Why Companies, Global Mobility Specialists Roll Out Tailored Benefits to GenXers 

Are Gen Xers the forgotten middle child based on how American media coverage tends to swing from highlighting the youngest generation to the oldest (Gen Zs or Millennials against Baby Boomers), both ends of the age spectrum? Born between 1965 and 1980, Gen Xers are preternaturally caught in the middle as a generational sandwich, having inhabited both analog and digital worlds. But there’s more to this generation than meets the eye.

These mid-life workers bear a great deal of responsibility. They’re multitasking — caring for aging parents and providing for school-aged children, all while navigating their own lives, health and careers. Somehow they’re involved in 3 generations — and many of them are in or are ready for senior leadership positions.

Companies and global mobility specialists are recognizing these developments — and looking  into them with more flexibility and understanding. This generation is seasoned to thrive and lead companies even in their later years, all while multitasking. 

How Gen Xers differ from other generations

Generation X differs from other generations in key ways:

  • Compared to Baby Boomers, Gen X is less focused on traditional hierarchies and status symbols. They embrace change and ambiguity more readily than Boomers.
  • Unlike Millennials, Gen X values quality time and efficiency at work over logging long hours. They are more independent and self-reliant, preferring self-direction over constant collaboration.
  • While Boomers gravitate toward established systems, Gen X is comfortable charting new territory and processes.
  • Millennials thrive on collaboration, whereas Gen X takes a more insular approach to problem-solving and productivity.

Beyond the comparisons

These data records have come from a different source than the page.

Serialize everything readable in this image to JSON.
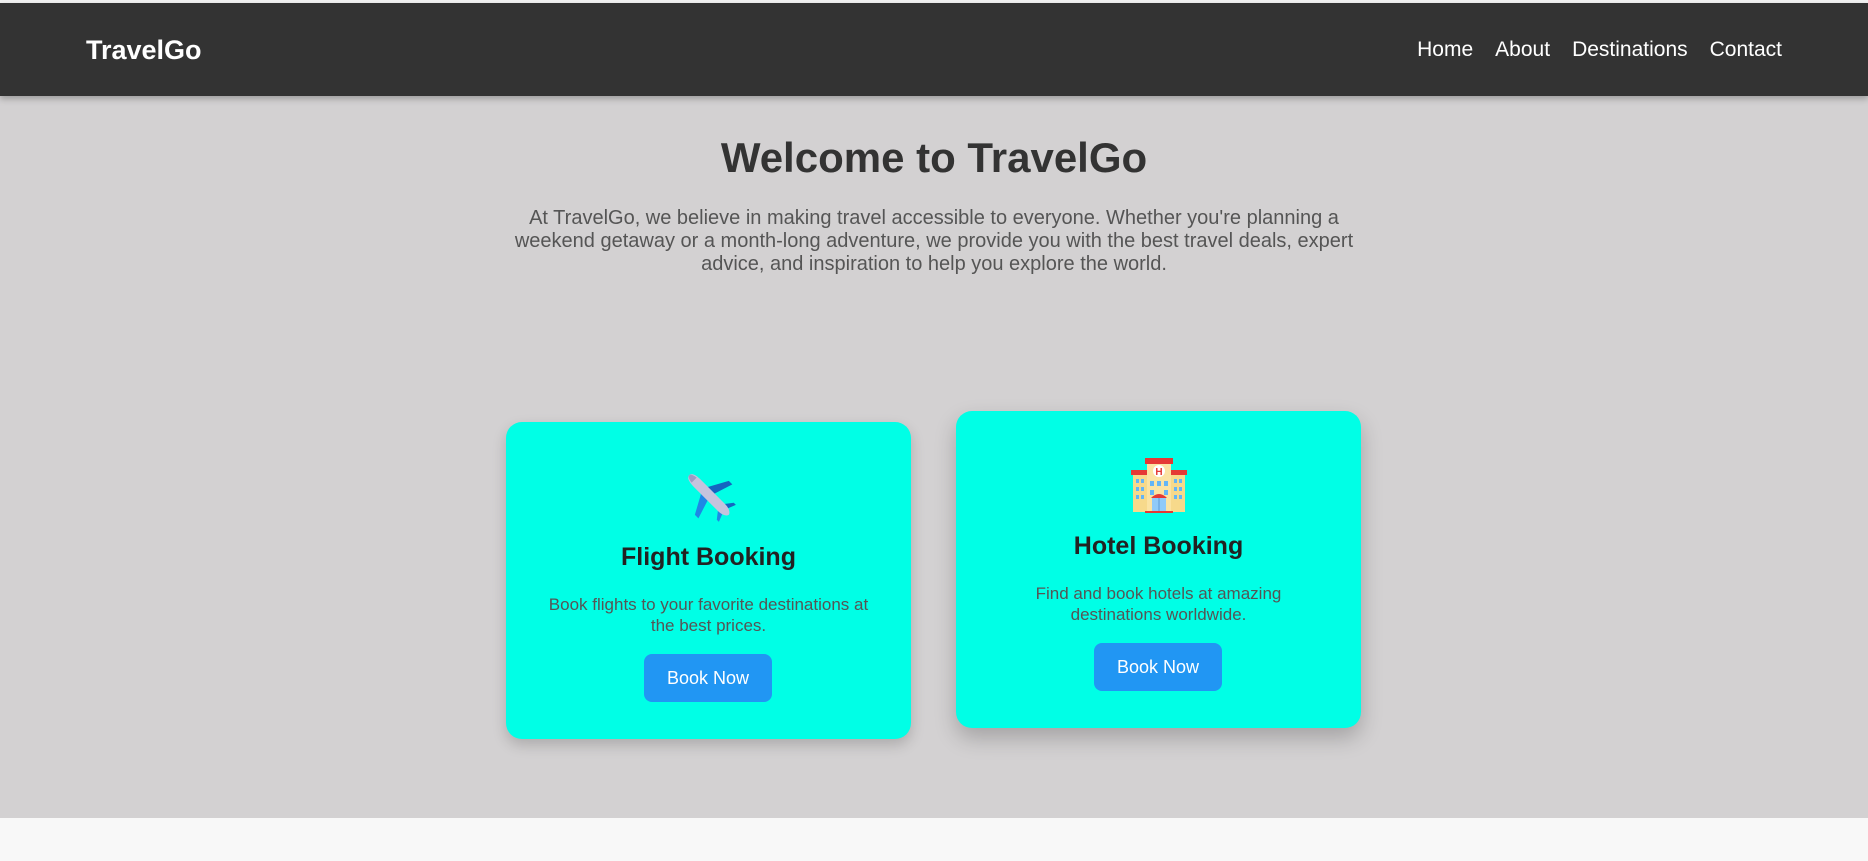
{
  "navbar": {
    "brand": "TravelGo",
    "links": [
      "Home",
      "About",
      "Destinations",
      "Contact"
    ]
  },
  "hero": {
    "title": "Welcome to TravelGo",
    "text": "At TravelGo, we believe in making travel accessible to everyone. Whether you're planning a weekend getaway or a month-long adventure, we provide you with the best travel deals, expert advice, and inspiration to help you explore the world."
  },
  "cards": [
    {
      "icon": "airplane-icon",
      "title": "Flight Booking",
      "text": "Book flights to your favorite destinations at the best prices.",
      "button": "Book Now"
    },
    {
      "icon": "hotel-icon",
      "title": "Hotel Booking",
      "text": "Find and book hotels at amazing destinations worldwide.",
      "button": "Book Now"
    }
  ],
  "colors": {
    "navbar_bg": "#333333",
    "hero_bg": "#d3d1d2",
    "card_bg": "#00ffe6",
    "button_bg": "#2196f3"
  }
}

Beyond the comparisons, it is important to foster open communication across generations and also build an inclusive workplace. Companies need to offer diverse mediums for connecting and encouraging intergenerational collaboration. Partnering younger and older employees on projects facilitates mutual learning. Recognizing the unique value of each generation is also key. 

Implementing rewards and recognition programs that provide meaningful benefits for impactful work, regardless of age, further reinforces contributions. Encouraging cross-generational bonding, communicating across mediums, collaborating on teams, and rewarding based on merit rather than tenure or age all enable companies to optimize a multigenerational workforce. With the right culture, employers can tap into the best each generation offers.

It just so happens that Gen X displays hallmarks of both older Boomers and younger Millennials, yet retains a distinct perspective shaped by their unique historical context and lifetime experiences. 

Understanding these generational differences allows employers to optimize value from a multigenerational workforce. Based on a report by the BBC, companies are addressing the specific health and lifestyle concerns of the new midlife workers.

Companies with Gen X benefits

For instance, sales software company Salesforce recently launched an eldercare benefit for employees caring for older family members, as well as cancer-related programming for early detection targeted at the 50-plus demographic. 

Adobe, for its part, provides services to assist employees in managing the university admissions process for their children, along with access to backup eldercare and in-home care consultations. Support for menopause is also emerging at many global companies, both large and small.

By acknowledging the unique pressures and transitions Gen X employees face at mid-life, innovative companies can attract and retain this experienced cohort while enabling them to thrive both at work and home.

Strong emotional connection

The tremendous benefit: Organizations are not only providing financial assistance, they’re building a strong emotional connection ­– they’re showing that they care. 

Why do companies do it? Research shows custom benefits can increase retention 11% and productivity 12%. This is critical for retaining senior Gen X leaders. 

By moving beyond one-size-fits-all benefits to target offerings to life stages, companies realize that tailored benefits boost retention and performance. They know supporting employees through life stages can increase their focus and productivity at work. This includes assistance with caregiving, menopause, and career transitions. 

Innovative mid-life benefits boost Gen X loyalty and output when flexibility and support are most needed. Strategic benefits aid with finite life reflection and celebrating older workers.

Even if Gen X employees don’t use their benefits, it signals that employers value and care about aging employees.

Top priorities of Gen Xers

From the perspective of this generation, healthcare and retirement benefits are top priorities. They want to protect savings and prepare for the future. Offering traditional medical, dental, vision and 401K plans with multiple choices provides security.

Gen Xers need ways to shield retirement funds from healthcare costs. Tax-advantaged accounts like Health Savings Accounts, Flexible Spending Accounts, Health Reimbursement Arrangement and a High Deductible Health Plan are appealing options.

With competing family demands, flexibility is valued. Remote work, flexible schedules and childcare support enable Gen Xers to balance work and life.

Gen X values core health and financial benefits plus flexibility. Global mobility professionals should be able to inform companies that this is the way to boost loyalty and performance.